No Bioderma Crealine? DIY Your Own Micellar Water

Concoct your own affordable makeup remover.
Publish date:
February 6, 2015
DIY, glycerin, bioderma, rose water, makeup remover, diy makeup remover, micellar water

With pricey bottles of the Bioderma Crealine (a French pharmacy favorite) getting scooped up on Amazon and U.S. beauty corporations scrambling to keep up with the trend, micellar water is quickly becoming a "must-have" item.

Many a beauty blogger has written about how awesome these magical waters are, how they remove stubborn makeup, don't require rinsing, and feel oh-so-gentle on the skin, but few have actually cracked the code and made their own. YouTube user Honey Golden was among the first I have seen, and it was her formula that I decided to hack to my specifications and share with xoVain.

The basic premise of micellar water is so simple it might shock you: soapy water. That’s really it! By using the science of surfactants like shampoo and soap to work with us, we can create our own simple formula that makes a nice sized replacement.

Surfactant molecules have a water loving (hydrophilic) head and a water repelling tail (lipophilic or hydrophobic). These molecules attract grease and oil to their tail and are carried off when the head meets its friends, water molecules. Micelles are crystal-like groups of surfactant molecules which have pushed all of the hydrophilic tails into the center, allowing the spheres to be suspended uniformly in an aqueous solution with a little help from heat and an emulsifier.

Here's What You Need To Make Micellar Water

  • Lecithin (soy or sunflower work well)
  • Oil (must be liquid at room temp)
  • Face wash of choice
  • Glycerin
  • Heated distilled water (not boiling)
  • Optional water-based ingredients (hydrosols work well here, including rosewater and witch hazel)
  • Non-metal mixing bowl
  • Non-metal stirring implement
  • Measuring jigger
  • Measuring spoons (⅛ tsp., ½ tsp.)
  • Funnel
  • Bottle to store formula (at least 16 oz.)

First, mix all the watery ingredients (up to one cup, should be at least 50 percent pure water) in Pyrex.

I used 3 oz. rosewater, 1 oz. witch hazel, and 4 oz. heated distilled water.

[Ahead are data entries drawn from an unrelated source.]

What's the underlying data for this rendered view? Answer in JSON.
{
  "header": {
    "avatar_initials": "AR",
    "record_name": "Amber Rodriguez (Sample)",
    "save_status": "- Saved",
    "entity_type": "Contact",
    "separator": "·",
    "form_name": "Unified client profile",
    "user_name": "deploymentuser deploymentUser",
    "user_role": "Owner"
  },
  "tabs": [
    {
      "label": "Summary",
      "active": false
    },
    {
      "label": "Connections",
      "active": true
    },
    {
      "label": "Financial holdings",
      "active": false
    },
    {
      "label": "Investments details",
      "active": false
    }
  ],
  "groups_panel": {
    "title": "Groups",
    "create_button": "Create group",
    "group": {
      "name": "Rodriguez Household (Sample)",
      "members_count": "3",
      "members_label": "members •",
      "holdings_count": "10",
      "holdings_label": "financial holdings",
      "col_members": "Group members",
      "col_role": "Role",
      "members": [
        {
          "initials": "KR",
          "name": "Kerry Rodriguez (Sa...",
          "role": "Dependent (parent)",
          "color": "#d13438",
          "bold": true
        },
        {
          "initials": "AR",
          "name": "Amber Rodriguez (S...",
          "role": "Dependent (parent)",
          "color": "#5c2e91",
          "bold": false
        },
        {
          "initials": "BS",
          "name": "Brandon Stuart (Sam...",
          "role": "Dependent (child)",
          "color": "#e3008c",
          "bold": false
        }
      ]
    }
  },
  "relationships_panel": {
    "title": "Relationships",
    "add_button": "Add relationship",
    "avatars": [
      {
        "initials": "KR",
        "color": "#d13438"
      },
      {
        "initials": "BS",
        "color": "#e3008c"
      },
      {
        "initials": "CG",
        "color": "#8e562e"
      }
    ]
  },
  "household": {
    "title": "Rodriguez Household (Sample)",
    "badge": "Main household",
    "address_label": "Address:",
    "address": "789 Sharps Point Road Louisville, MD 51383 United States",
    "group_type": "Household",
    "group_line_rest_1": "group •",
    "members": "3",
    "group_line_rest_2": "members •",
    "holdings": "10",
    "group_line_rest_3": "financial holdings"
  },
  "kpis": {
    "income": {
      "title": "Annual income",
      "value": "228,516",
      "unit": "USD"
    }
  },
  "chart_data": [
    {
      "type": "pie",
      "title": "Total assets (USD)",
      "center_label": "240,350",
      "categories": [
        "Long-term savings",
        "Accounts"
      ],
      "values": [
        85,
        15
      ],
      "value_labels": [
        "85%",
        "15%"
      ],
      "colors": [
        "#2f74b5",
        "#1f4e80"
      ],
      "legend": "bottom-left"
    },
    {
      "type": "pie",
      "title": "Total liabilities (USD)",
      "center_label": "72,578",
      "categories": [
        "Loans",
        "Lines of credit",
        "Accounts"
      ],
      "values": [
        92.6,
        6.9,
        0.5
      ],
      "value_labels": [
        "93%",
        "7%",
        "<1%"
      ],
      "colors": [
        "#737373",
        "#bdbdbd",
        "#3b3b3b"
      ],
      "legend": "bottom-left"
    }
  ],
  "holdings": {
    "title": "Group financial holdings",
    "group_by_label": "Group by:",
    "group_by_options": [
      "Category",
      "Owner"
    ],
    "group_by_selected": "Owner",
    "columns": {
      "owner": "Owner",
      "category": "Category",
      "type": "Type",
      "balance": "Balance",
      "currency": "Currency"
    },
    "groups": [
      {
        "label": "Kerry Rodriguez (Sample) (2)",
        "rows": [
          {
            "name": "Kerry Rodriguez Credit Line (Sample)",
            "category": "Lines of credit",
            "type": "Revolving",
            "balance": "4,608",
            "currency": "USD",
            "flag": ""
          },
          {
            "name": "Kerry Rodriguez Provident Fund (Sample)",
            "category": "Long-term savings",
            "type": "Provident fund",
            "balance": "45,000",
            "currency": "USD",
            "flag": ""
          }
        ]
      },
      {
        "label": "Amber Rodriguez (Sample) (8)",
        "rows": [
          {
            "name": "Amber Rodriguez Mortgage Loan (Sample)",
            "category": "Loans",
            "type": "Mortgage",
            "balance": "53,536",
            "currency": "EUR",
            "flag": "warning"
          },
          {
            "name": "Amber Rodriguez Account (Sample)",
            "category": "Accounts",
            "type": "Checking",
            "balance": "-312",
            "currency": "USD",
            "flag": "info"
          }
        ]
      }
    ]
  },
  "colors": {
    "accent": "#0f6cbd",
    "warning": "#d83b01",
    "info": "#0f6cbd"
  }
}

Allow to sit for 20 minutes, so the heated lecithin has a chance to form micelles, and strain over a coffee filter.

Add any fragrance or actives you’d like. I did a few drops of chamomile tincture, myrrh tincture, and one drop each of lemongrass and thyme essential oils.

Here’s how it compares to my store-bought micellar water when removing eye and lip makeup.

As you can tell, the DIY formula works as well as store-bought on eye makeup, and takes off about 90% of the lip makeup. It's just a bit less effective than the Embryolisse stuff. I’d call that a success!

So now that you got a mini science lesson, you can tweak this recipe if you so choose. Using water-only hydrosols and sensitive skin friendly face wash can give you a completely neutral formula for those who seek such things, and you can even use half of what you made to create wipes with my wipe how-to from a while back! The original YouTuber soaks cotton pads in her solution and freezes them, another fun option. It is advisable to keep the main portion in the fridge and use daily from a smaller bottle. Keeping un-preserved DIYs fresh is very important, kiddies!

  • Are you a fan of micellar water?
  • Would you ever make your own?
  • Any xoScientists want to expand further on micelles, polar and non-polar solutions, or emulsions?

Photos by Darnell Scott